* ENTRIES PROVIDED:
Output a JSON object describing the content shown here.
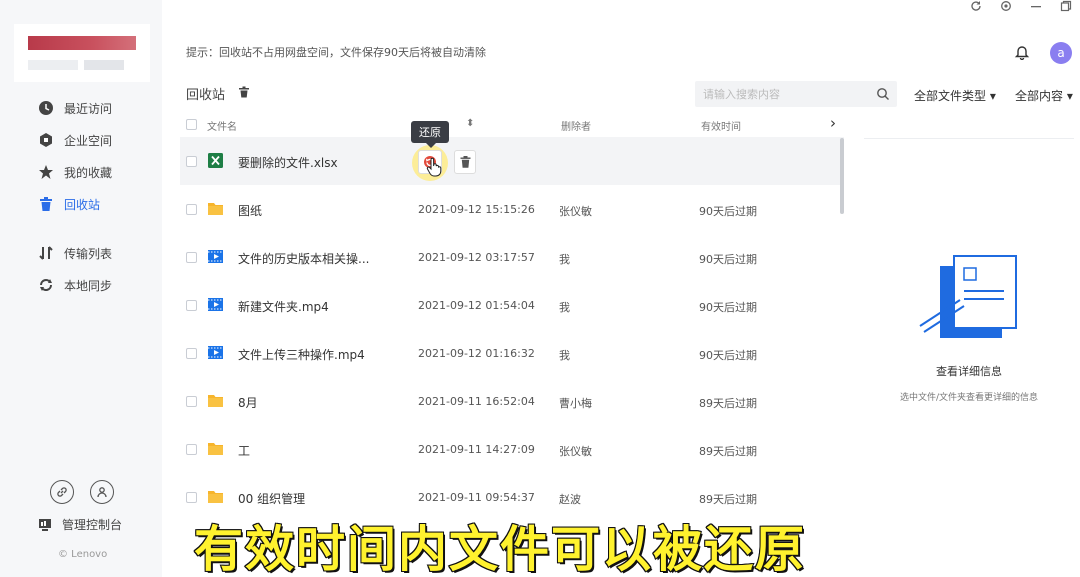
{
  "tip": "提示：回收站不占用网盘空间，文件保存90天后将被自动清除",
  "nav": [
    {
      "label": "最近访问",
      "icon": "clock-icon"
    },
    {
      "label": "企业空间",
      "icon": "enterprise-hex-icon"
    },
    {
      "label": "我的收藏",
      "icon": "star-icon"
    },
    {
      "label": "回收站",
      "icon": "trash-icon",
      "active": true
    },
    {
      "label": "传输列表",
      "icon": "transfer-icon"
    },
    {
      "label": "本地同步",
      "icon": "sync-icon"
    }
  ],
  "admin_label": "管理控制台",
  "copyright": "© Lenovo",
  "avatar_letter": "a",
  "breadcrumb": "回收站",
  "search_placeholder": "请输入搜索内容",
  "filters": {
    "type": "全部文件类型",
    "content": "全部内容"
  },
  "columns": {
    "name": "文件名",
    "deleter": "删除者",
    "expiry": "有效时间"
  },
  "tooltip": "还原",
  "rows": [
    {
      "name": "要删除的文件.xlsx",
      "type": "excel",
      "date": "",
      "deleter": "",
      "expiry": ""
    },
    {
      "name": "图纸",
      "type": "folder",
      "date": "2021-09-12 15:15:26",
      "deleter": "张仪敏",
      "expiry": "90天后过期"
    },
    {
      "name": "文件的历史版本相关操...",
      "type": "video",
      "date": "2021-09-12 03:17:57",
      "deleter": "我",
      "expiry": "90天后过期"
    },
    {
      "name": "新建文件夹.mp4",
      "type": "video",
      "date": "2021-09-12 01:54:04",
      "deleter": "我",
      "expiry": "90天后过期"
    },
    {
      "name": "文件上传三种操作.mp4",
      "type": "video",
      "date": "2021-09-12 01:16:32",
      "deleter": "我",
      "expiry": "90天后过期"
    },
    {
      "name": "8月",
      "type": "folder",
      "date": "2021-09-11 16:52:04",
      "deleter": "曹小梅",
      "expiry": "89天后过期"
    },
    {
      "name": "工",
      "type": "folder",
      "date": "2021-09-11 14:27:09",
      "deleter": "张仪敏",
      "expiry": "89天后过期"
    },
    {
      "name": "00 组织管理",
      "type": "folder",
      "date": "2021-09-11 09:54:37",
      "deleter": "赵波",
      "expiry": "89天后过期"
    }
  ],
  "detail": {
    "title": "查看详细信息",
    "subtitle": "选中文件/文件夹查看更详细的信息"
  },
  "caption": "有效时间内文件可以被还原",
  "colors": {
    "accent": "#2b6de8",
    "folder": "#f7b52c",
    "excel": "#1e7e45",
    "video": "#1a73e8",
    "caption": "#fff22e"
  }
}
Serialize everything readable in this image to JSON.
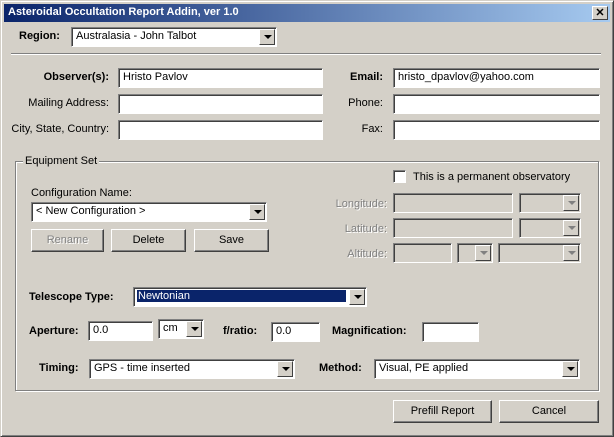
{
  "window": {
    "title": "Asteroidal Occultation Report Addin, ver 1.0",
    "close_glyph": "✕"
  },
  "region": {
    "label": "Region:",
    "value": "Australasia - John Talbot"
  },
  "observer": {
    "observers_label": "Observer(s):",
    "observers_value": "Hristo Pavlov",
    "email_label": "Email:",
    "email_value": "hristo_dpavlov@yahoo.com",
    "mailing_label": "Mailing Address:",
    "mailing_value": "",
    "phone_label": "Phone:",
    "phone_value": "",
    "city_label": "City, State, Country:",
    "city_value": "",
    "fax_label": "Fax:",
    "fax_value": ""
  },
  "equipment": {
    "group_label": "Equipment Set",
    "permanent_label": "This is a permanent observatory",
    "permanent_checked": false,
    "config_label": "Configuration Name:",
    "config_value": "< New Configuration >",
    "rename_label": "Rename",
    "delete_label": "Delete",
    "save_label": "Save",
    "longitude_label": "Longitude:",
    "latitude_label": "Latitude:",
    "altitude_label": "Altitude:"
  },
  "telescope": {
    "type_label": "Telescope Type:",
    "type_value": "Newtonian",
    "aperture_label": "Aperture:",
    "aperture_value": "0.0",
    "aperture_unit": "cm",
    "fratio_label": "f/ratio:",
    "fratio_value": "0.0",
    "magnification_label": "Magnification:",
    "magnification_value": ""
  },
  "timing": {
    "timing_label": "Timing:",
    "timing_value": "GPS - time inserted",
    "method_label": "Method:",
    "method_value": "Visual, PE applied"
  },
  "footer": {
    "prefill_label": "Prefill Report",
    "cancel_label": "Cancel"
  },
  "colors": {
    "titlebar_start": "#0a246a",
    "titlebar_end": "#a6caf0",
    "face": "#d4d0c8",
    "selection": "#0a246a"
  }
}
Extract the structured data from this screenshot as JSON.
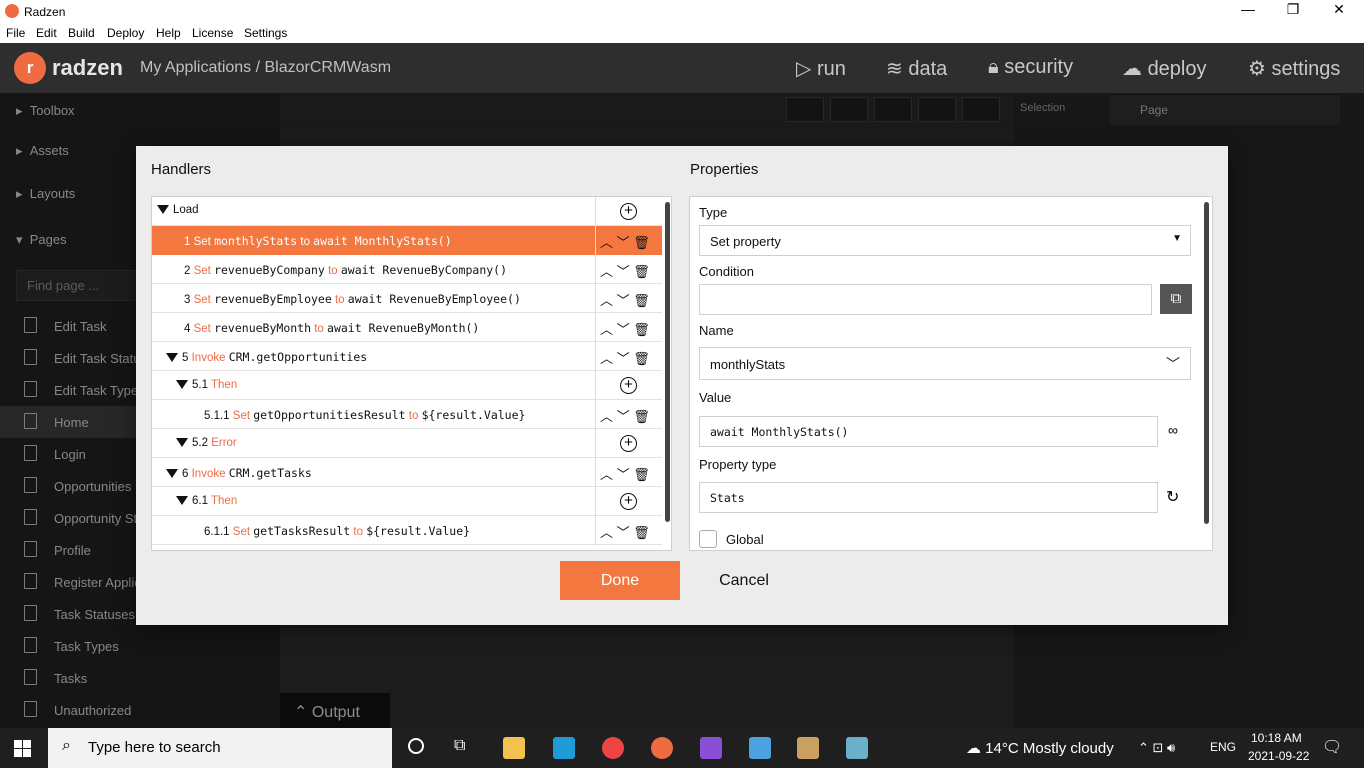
{
  "window": {
    "title": "Radzen",
    "minimize": "—",
    "maximize": "❐",
    "close": "✕"
  },
  "menu": [
    "File",
    "Edit",
    "Build",
    "Deploy",
    "Help",
    "License",
    "Settings"
  ],
  "app": {
    "brand": "radzen",
    "breadcrumb": "My Applications / BlazorCRMWasm",
    "nav": [
      "run",
      "data",
      "security",
      "deploy",
      "settings"
    ]
  },
  "sidebar": {
    "sections": [
      "Toolbox",
      "Assets",
      "Layouts",
      "Pages"
    ],
    "search_placeholder": "Find page ...",
    "pages": [
      "Edit Task",
      "Edit Task Status",
      "Edit Task Type",
      "Home",
      "Login",
      "Opportunities",
      "Opportunity Status",
      "Profile",
      "Register Application User",
      "Task Statuses",
      "Task Types",
      "Tasks",
      "Unauthorized"
    ],
    "selected_page": "Home"
  },
  "right_panel": {
    "selection_label": "Selection",
    "selection_value": "Page"
  },
  "output": {
    "label": "Output"
  },
  "dialog": {
    "handlers_title": "Handlers",
    "properties_title": "Properties",
    "event_name": "Load",
    "rows": [
      {
        "num": "1",
        "kw": "Set",
        "a": "monthlyStats",
        "to": "to",
        "b": "await MonthlyStats()"
      },
      {
        "num": "2",
        "kw": "Set",
        "a": "revenueByCompany",
        "to": "to",
        "b": "await RevenueByCompany()"
      },
      {
        "num": "3",
        "kw": "Set",
        "a": "revenueByEmployee",
        "to": "to",
        "b": "await RevenueByEmployee()"
      },
      {
        "num": "4",
        "kw": "Set",
        "a": "revenueByMonth",
        "to": "to",
        "b": "await RevenueByMonth()"
      },
      {
        "num": "5",
        "kw": "Invoke",
        "a": "CRM.getOpportunities",
        "to": "",
        "b": ""
      },
      {
        "num": "5.1",
        "kw": "Then",
        "a": "",
        "to": "",
        "b": ""
      },
      {
        "num": "5.1.1",
        "kw": "Set",
        "a": "getOpportunitiesResult",
        "to": "to",
        "b": "${result.Value}"
      },
      {
        "num": "5.2",
        "kw": "Error",
        "a": "",
        "to": "",
        "b": ""
      },
      {
        "num": "6",
        "kw": "Invoke",
        "a": "CRM.getTasks",
        "to": "",
        "b": ""
      },
      {
        "num": "6.1",
        "kw": "Then",
        "a": "",
        "to": "",
        "b": ""
      },
      {
        "num": "6.1.1",
        "kw": "Set",
        "a": "getTasksResult",
        "to": "to",
        "b": "${result.Value}"
      }
    ],
    "props": {
      "type_label": "Type",
      "type_value": "Set property",
      "condition_label": "Condition",
      "condition_value": "",
      "name_label": "Name",
      "name_value": "monthlyStats",
      "value_label": "Value",
      "value_value": "await MonthlyStats()",
      "ptype_label": "Property type",
      "ptype_value": "Stats",
      "global_label": "Global"
    },
    "done": "Done",
    "cancel": "Cancel"
  },
  "taskbar": {
    "search_placeholder": "Type here to search",
    "weather": "14°C  Mostly cloudy",
    "lang": "ENG",
    "time": "10:18 AM",
    "date": "2021-09-22"
  },
  "colors": {
    "accent": "#f4773f",
    "bg": "#2b2b2b"
  }
}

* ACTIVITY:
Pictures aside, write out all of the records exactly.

* RESPONSE:
Output a JSON object describing the content shown here.
{
  "tip": "提示：回收站不占用网盘空间，文件保存90天后将被自动清除",
  "nav": [
    {
      "label": "最近访问",
      "icon": "clock-icon"
    },
    {
      "label": "企业空间",
      "icon": "enterprise-hex-icon"
    },
    {
      "label": "我的收藏",
      "icon": "star-icon"
    },
    {
      "label": "回收站",
      "icon": "trash-icon",
      "active": true
    },
    {
      "label": "传输列表",
      "icon": "transfer-icon"
    },
    {
      "label": "本地同步",
      "icon": "sync-icon"
    }
  ],
  "admin_label": "管理控制台",
  "copyright": "© Lenovo",
  "avatar_letter": "a",
  "breadcrumb": "回收站",
  "search_placeholder": "请输入搜索内容",
  "filters": {
    "type": "全部文件类型",
    "content": "全部内容"
  },
  "columns": {
    "name": "文件名",
    "deleter": "删除者",
    "expiry": "有效时间"
  },
  "tooltip": "还原",
  "rows": [
    {
      "name": "要删除的文件.xlsx",
      "type": "excel",
      "date": "",
      "deleter": "",
      "expiry": ""
    },
    {
      "name": "图纸",
      "type": "folder",
      "date": "2021-09-12 15:15:26",
      "deleter": "张仪敏",
      "expiry": "90天后过期"
    },
    {
      "name": "文件的历史版本相关操...",
      "type": "video",
      "date": "2021-09-12 03:17:57",
      "deleter": "我",
      "expiry": "90天后过期"
    },
    {
      "name": "新建文件夹.mp4",
      "type": "video",
      "date": "2021-09-12 01:54:04",
      "deleter": "我",
      "expiry": "90天后过期"
    },
    {
      "name": "文件上传三种操作.mp4",
      "type": "video",
      "date": "2021-09-12 01:16:32",
      "deleter": "我",
      "expiry": "90天后过期"
    },
    {
      "name": "8月",
      "type": "folder",
      "date": "2021-09-11 16:52:04",
      "deleter": "曹小梅",
      "expiry": "89天后过期"
    },
    {
      "name": "工",
      "type": "folder",
      "date": "2021-09-11 14:27:09",
      "deleter": "张仪敏",
      "expiry": "89天后过期"
    },
    {
      "name": "00 组织管理",
      "type": "folder",
      "date": "2021-09-11 09:54:37",
      "deleter": "赵波",
      "expiry": "89天后过期"
    }
  ],
  "detail": {
    "title": "查看详细信息",
    "subtitle": "选中文件/文件夹查看更详细的信息"
  },
  "caption": "有效时间内文件可以被还原",
  "colors": {
    "accent": "#2b6de8",
    "folder": "#f7b52c",
    "excel": "#1e7e45",
    "video": "#1a73e8",
    "caption": "#fff22e"
  }
}
Serialize everything readable in this image to JSON.
{
  "window": {
    "title": "Asteroidal Occultation Report Addin, ver 1.0",
    "close_glyph": "✕"
  },
  "region": {
    "label": "Region:",
    "value": "Australasia - John Talbot"
  },
  "observer": {
    "observers_label": "Observer(s):",
    "observers_value": "Hristo Pavlov",
    "email_label": "Email:",
    "email_value": "hristo_dpavlov@yahoo.com",
    "mailing_label": "Mailing Address:",
    "mailing_value": "",
    "phone_label": "Phone:",
    "phone_value": "",
    "city_label": "City, State, Country:",
    "city_value": "",
    "fax_label": "Fax:",
    "fax_value": ""
  },
  "equipment": {
    "group_label": "Equipment Set",
    "permanent_label": "This is a permanent observatory",
    "permanent_checked": false,
    "config_label": "Configuration Name:",
    "config_value": "< New Configuration >",
    "rename_label": "Rename",
    "delete_label": "Delete",
    "save_label": "Save",
    "longitude_label": "Longitude:",
    "latitude_label": "Latitude:",
    "altitude_label": "Altitude:"
  },
  "telescope": {
    "type_label": "Telescope Type:",
    "type_value": "Newtonian",
    "aperture_label": "Aperture:",
    "aperture_value": "0.0",
    "aperture_unit": "cm",
    "fratio_label": "f/ratio:",
    "fratio_value": "0.0",
    "magnification_label": "Magnification:",
    "magnification_value": ""
  },
  "timing": {
    "timing_label": "Timing:",
    "timing_value": "GPS - time inserted",
    "method_label": "Method:",
    "method_value": "Visual, PE applied"
  },
  "footer": {
    "prefill_label": "Prefill Report",
    "cancel_label": "Cancel"
  },
  "colors": {
    "titlebar_start": "#0a246a",
    "titlebar_end": "#a6caf0",
    "face": "#d4d0c8",
    "selection": "#0a246a"
  }
}
Extract the structured data from this screenshot as JSON.
{
  "window": {
    "title": "Radzen",
    "minimize": "—",
    "maximize": "❐",
    "close": "✕"
  },
  "menu": [
    "File",
    "Edit",
    "Build",
    "Deploy",
    "Help",
    "License",
    "Settings"
  ],
  "app": {
    "brand": "radzen",
    "breadcrumb": "My Applications / BlazorCRMWasm",
    "nav": [
      "run",
      "data",
      "security",
      "deploy",
      "settings"
    ]
  },
  "sidebar": {
    "sections": [
      "Toolbox",
      "Assets",
      "Layouts",
      "Pages"
    ],
    "search_placeholder": "Find page ...",
    "pages": [
      "Edit Task",
      "Edit Task Status",
      "Edit Task Type",
      "Home",
      "Login",
      "Opportunities",
      "Opportunity Status",
      "Profile",
      "Register Application User",
      "Task Statuses",
      "Task Types",
      "Tasks",
      "Unauthorized"
    ],
    "selected_page": "Home"
  },
  "right_panel": {
    "selection_label": "Selection",
    "selection_value": "Page"
  },
  "output": {
    "label": "Output"
  },
  "dialog": {
    "handlers_title": "Handlers",
    "properties_title": "Properties",
    "event_name": "Load",
    "rows": [
      {
        "num": "1",
        "kw": "Set",
        "a": "monthlyStats",
        "to": "to",
        "b": "await MonthlyStats()"
      },
      {
        "num": "2",
        "kw": "Set",
        "a": "revenueByCompany",
        "to": "to",
        "b": "await RevenueByCompany()"
      },
      {
        "num": "3",
        "kw": "Set",
        "a": "revenueByEmployee",
        "to": "to",
        "b": "await RevenueByEmployee()"
      },
      {
        "num": "4",
        "kw": "Set",
        "a": "revenueByMonth",
        "to": "to",
        "b": "await RevenueByMonth()"
      },
      {
        "num": "5",
        "kw": "Invoke",
        "a": "CRM.getOpportunities",
        "to": "",
        "b": ""
      },
      {
        "num": "5.1",
        "kw": "Then",
        "a": "",
        "to": "",
        "b": ""
      },
      {
        "num": "5.1.1",
        "kw": "Set",
        "a": "getOpportunitiesResult",
        "to": "to",
        "b": "${result.Value}"
      },
      {
        "num": "5.2",
        "kw": "Error",
        "a": "",
        "to": "",
        "b": ""
      },
      {
        "num": "6",
        "kw": "Invoke",
        "a": "CRM.getTasks",
        "to": "",
        "b": ""
      },
      {
        "num": "6.1",
        "kw": "Then",
        "a": "",
        "to": "",
        "b": ""
      },
      {
        "num": "6.1.1",
        "kw": "Set",
        "a": "getTasksResult",
        "to": "to",
        "b": "${result.Value}"
      }
    ],
    "props": {
      "type_label": "Type",
      "type_value": "Set property",
      "condition_label": "Condition",
      "condition_value": "",
      "name_label": "Name",
      "name_value": "monthlyStats",
      "value_label": "Value",
      "value_value": "await MonthlyStats()",
      "ptype_label": "Property type",
      "ptype_value": "Stats",
      "global_label": "Global"
    },
    "done": "Done",
    "cancel": "Cancel"
  },
  "taskbar": {
    "search_placeholder": "Type here to search",
    "weather": "14°C  Mostly cloudy",
    "lang": "ENG",
    "time": "10:18 AM",
    "date": "2021-09-22"
  },
  "colors": {
    "accent": "#f4773f",
    "bg": "#2b2b2b"
  }
}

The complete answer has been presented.